Parc Olbius-Riquier, Hyeres. 

This park was left to the town and has developed into a botanical garden with exotic hothouse;  apparently it’s a favourite for Sunday family walks as there are shaded walks plus a petit-train and carousel.  They have animals (goats, monkeys, ponies) and lots of rare trees around a lovely lake.

Domaine du Rayol, Rayol-Canedel, between St Tropez and Le Lavandou

This is not so much a park as a natural coastal area which has been protected since 1989.  It is full of Mediterranean species and vegetation and there are guided tours.

Parc de Villecroze, the Var

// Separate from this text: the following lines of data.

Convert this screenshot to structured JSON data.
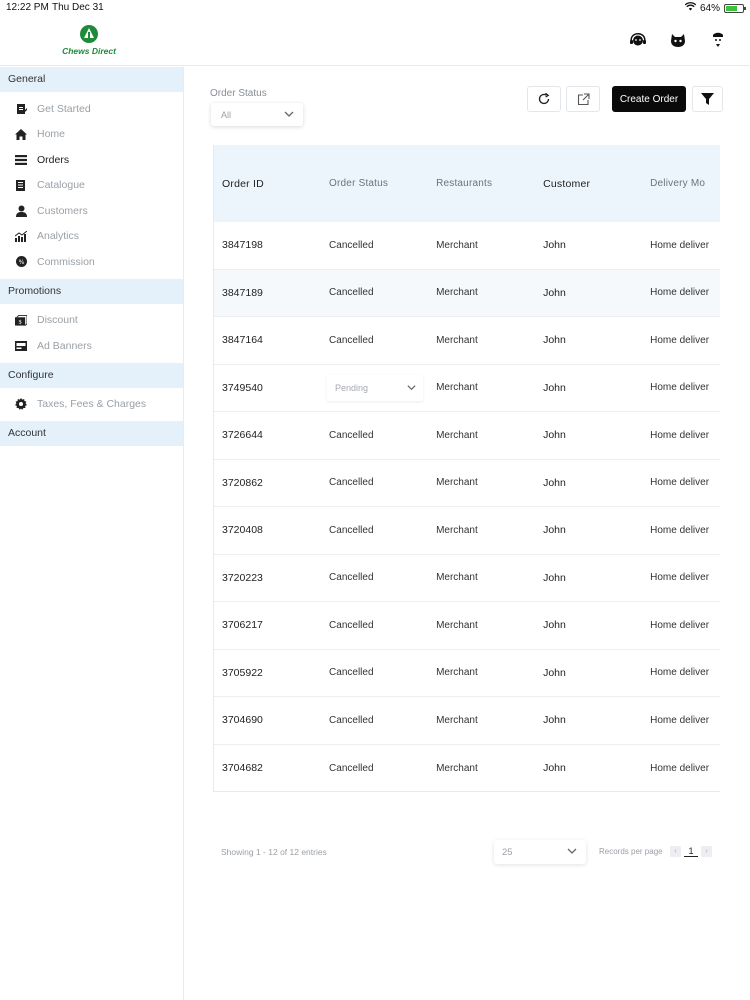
{
  "status_bar": {
    "time": "12:22 PM",
    "date": "Thu Dec 31",
    "battery": "64%"
  },
  "header": {
    "brand": "Chews Direct",
    "icons": [
      "support-icon",
      "chat-bot-icon",
      "profile-icon"
    ]
  },
  "sidebar": {
    "sections": [
      {
        "title": "General",
        "items": [
          {
            "label": "Get Started",
            "icon": "clipboard-icon",
            "active": false
          },
          {
            "label": "Home",
            "icon": "home-icon",
            "active": false
          },
          {
            "label": "Orders",
            "icon": "orders-icon",
            "active": true
          },
          {
            "label": "Catalogue",
            "icon": "catalogue-icon",
            "active": false
          },
          {
            "label": "Customers",
            "icon": "customer-icon",
            "active": false
          },
          {
            "label": "Analytics",
            "icon": "analytics-icon",
            "active": false
          },
          {
            "label": "Commission",
            "icon": "percent-icon",
            "active": false
          }
        ]
      },
      {
        "title": "Promotions",
        "items": [
          {
            "label": "Discount",
            "icon": "discount-icon",
            "active": false
          },
          {
            "label": "Ad Banners",
            "icon": "banner-icon",
            "active": false
          }
        ]
      },
      {
        "title": "Configure",
        "items": [
          {
            "label": "Taxes, Fees & Charges",
            "icon": "settings-icon",
            "active": false
          }
        ]
      },
      {
        "title": "Account",
        "items": []
      }
    ]
  },
  "toolbar": {
    "filter_label": "Order Status",
    "filter_value": "All",
    "create_label": "Create Order"
  },
  "table": {
    "columns": [
      "Order ID",
      "Order Status",
      "Restaurants",
      "Customer",
      "Delivery Mo"
    ],
    "rows": [
      {
        "id": "3847198",
        "status": "Cancelled",
        "restaurant": "Merchant",
        "customer": "John",
        "delivery": "Home deliver"
      },
      {
        "id": "3847189",
        "status": "Cancelled",
        "restaurant": "Merchant",
        "customer": "John",
        "delivery": "Home deliver"
      },
      {
        "id": "3847164",
        "status": "Cancelled",
        "restaurant": "Merchant",
        "customer": "John",
        "delivery": "Home deliver"
      },
      {
        "id": "3749540",
        "status": "Pending",
        "restaurant": "Merchant",
        "customer": "John",
        "delivery": "Home deliver"
      },
      {
        "id": "3726644",
        "status": "Cancelled",
        "restaurant": "Merchant",
        "customer": "John",
        "delivery": "Home deliver"
      },
      {
        "id": "3720862",
        "status": "Cancelled",
        "restaurant": "Merchant",
        "customer": "John",
        "delivery": "Home deliver"
      },
      {
        "id": "3720408",
        "status": "Cancelled",
        "restaurant": "Merchant",
        "customer": "John",
        "delivery": "Home deliver"
      },
      {
        "id": "3720223",
        "status": "Cancelled",
        "restaurant": "Merchant",
        "customer": "John",
        "delivery": "Home deliver"
      },
      {
        "id": "3706217",
        "status": "Cancelled",
        "restaurant": "Merchant",
        "customer": "John",
        "delivery": "Home deliver"
      },
      {
        "id": "3705922",
        "status": "Cancelled",
        "restaurant": "Merchant",
        "customer": "John",
        "delivery": "Home deliver"
      },
      {
        "id": "3704690",
        "status": "Cancelled",
        "restaurant": "Merchant",
        "customer": "John",
        "delivery": "Home deliver"
      },
      {
        "id": "3704682",
        "status": "Cancelled",
        "restaurant": "Merchant",
        "customer": "John",
        "delivery": "Home deliver"
      }
    ]
  },
  "footer": {
    "showing": "Showing 1 - 12 of 12 entries",
    "per_page_value": "25",
    "per_page_label": "Records per page",
    "page": "1"
  },
  "colors": {
    "brand_green": "#1e8a3a",
    "section_bg": "#e4f1fb",
    "header_bg": "#ecf5fb"
  }
}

Backed up against rocky cliffs, this has an amazing waterfall, caves, 19th century gardens – and it’s protected from the Mistral.  They have just established a play park for the little ones.  The nearby village was founded 2000 years ago and has narrow streets with arcaded buildings.

Jardin des Doms, Avignon

Situated next to the papal palace, you can walk up through the gardens and fountains to admire the view of the Rhone, the famous bridge and the town itself.  If the weather is clear, you should also be able to see Mont Ventoux and the Dentelles de Montmirail.

The statue (right) is Venus who is in the middle of a small lake – there is a café there or space for picnics.

Parc Borély, Marseille

Opposite the sea at the end of the Prado, this is a favourite for families.  Another ‘Jardin Remarquable’ this has Chinese trees, Japanese features, plus lots of Mediterranean species.  The original plane trees bordering the walkways were a casualty of WW2: American soldiers used the park to store munitions and the wooden cases harboured a killer mould.  It’s now replanted with lime trees – adding to the total of 1000 trees in the park along with 4600 rose-bushes of 380 varieties.  There are medicinal plants, an area for climbers plusa garden for 400 plants which live without watering.  It’s a favourite spot for picnics and even sporting events.

Parc du Mugel, La Ciotat

This is an oasis of Mediterranean planting between the massive cliffs and the sea.  It was started in the nineteenth century with successive private owners developing the range of species.  Today it is managed by the Bouches-du-Rhône council who have put up panels to describe the varieties of plants. Palm-trees, cacti and bamboos abound – all against a backdrop of Mediterranean blue.  Indeed you can climb to the belvedere at 82m for stunning views of the coast.

Full details – locations, opening times and entry fees where applicable – are all in ‘Jardins et Balcons’.



Read Full Post »